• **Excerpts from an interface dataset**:

────────────────

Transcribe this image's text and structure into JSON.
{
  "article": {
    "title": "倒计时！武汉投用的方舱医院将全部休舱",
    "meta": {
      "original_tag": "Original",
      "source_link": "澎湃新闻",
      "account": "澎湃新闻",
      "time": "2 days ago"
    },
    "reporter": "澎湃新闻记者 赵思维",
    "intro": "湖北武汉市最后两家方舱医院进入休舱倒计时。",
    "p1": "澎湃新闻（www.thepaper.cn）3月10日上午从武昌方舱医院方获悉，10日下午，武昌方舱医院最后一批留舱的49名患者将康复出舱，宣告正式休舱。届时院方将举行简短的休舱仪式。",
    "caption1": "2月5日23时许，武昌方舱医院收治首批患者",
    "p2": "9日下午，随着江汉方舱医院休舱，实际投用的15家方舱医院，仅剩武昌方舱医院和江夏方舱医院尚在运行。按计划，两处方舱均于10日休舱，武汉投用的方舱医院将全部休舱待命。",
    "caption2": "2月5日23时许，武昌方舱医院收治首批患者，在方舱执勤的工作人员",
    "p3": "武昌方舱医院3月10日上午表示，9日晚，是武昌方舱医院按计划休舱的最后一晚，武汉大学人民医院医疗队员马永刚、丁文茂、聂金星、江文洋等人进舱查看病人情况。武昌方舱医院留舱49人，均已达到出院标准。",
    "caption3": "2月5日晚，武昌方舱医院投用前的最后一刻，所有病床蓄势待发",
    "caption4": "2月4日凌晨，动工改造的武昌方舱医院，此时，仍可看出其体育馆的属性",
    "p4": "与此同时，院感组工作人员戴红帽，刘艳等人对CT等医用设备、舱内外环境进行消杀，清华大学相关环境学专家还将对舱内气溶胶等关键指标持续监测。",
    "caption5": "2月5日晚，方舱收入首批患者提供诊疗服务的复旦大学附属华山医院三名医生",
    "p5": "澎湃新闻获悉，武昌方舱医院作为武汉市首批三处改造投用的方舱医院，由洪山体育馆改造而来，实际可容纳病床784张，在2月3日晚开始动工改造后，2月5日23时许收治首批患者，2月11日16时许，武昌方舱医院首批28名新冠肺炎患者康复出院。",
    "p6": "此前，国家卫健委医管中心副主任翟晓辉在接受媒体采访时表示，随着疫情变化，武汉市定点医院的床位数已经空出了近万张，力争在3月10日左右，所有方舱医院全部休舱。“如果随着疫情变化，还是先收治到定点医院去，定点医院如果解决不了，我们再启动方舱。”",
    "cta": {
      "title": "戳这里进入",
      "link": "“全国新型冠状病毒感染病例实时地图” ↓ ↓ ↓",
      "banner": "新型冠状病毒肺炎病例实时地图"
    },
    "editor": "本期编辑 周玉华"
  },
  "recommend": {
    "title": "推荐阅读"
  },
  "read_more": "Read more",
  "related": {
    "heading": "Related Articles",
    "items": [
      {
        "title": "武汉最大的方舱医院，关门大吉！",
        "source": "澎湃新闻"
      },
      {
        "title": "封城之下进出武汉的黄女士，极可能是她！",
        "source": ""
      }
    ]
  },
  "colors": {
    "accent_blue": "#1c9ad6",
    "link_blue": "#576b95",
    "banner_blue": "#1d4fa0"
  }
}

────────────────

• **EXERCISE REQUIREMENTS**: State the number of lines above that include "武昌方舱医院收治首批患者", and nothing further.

• **EXERCISE RESULT**: 2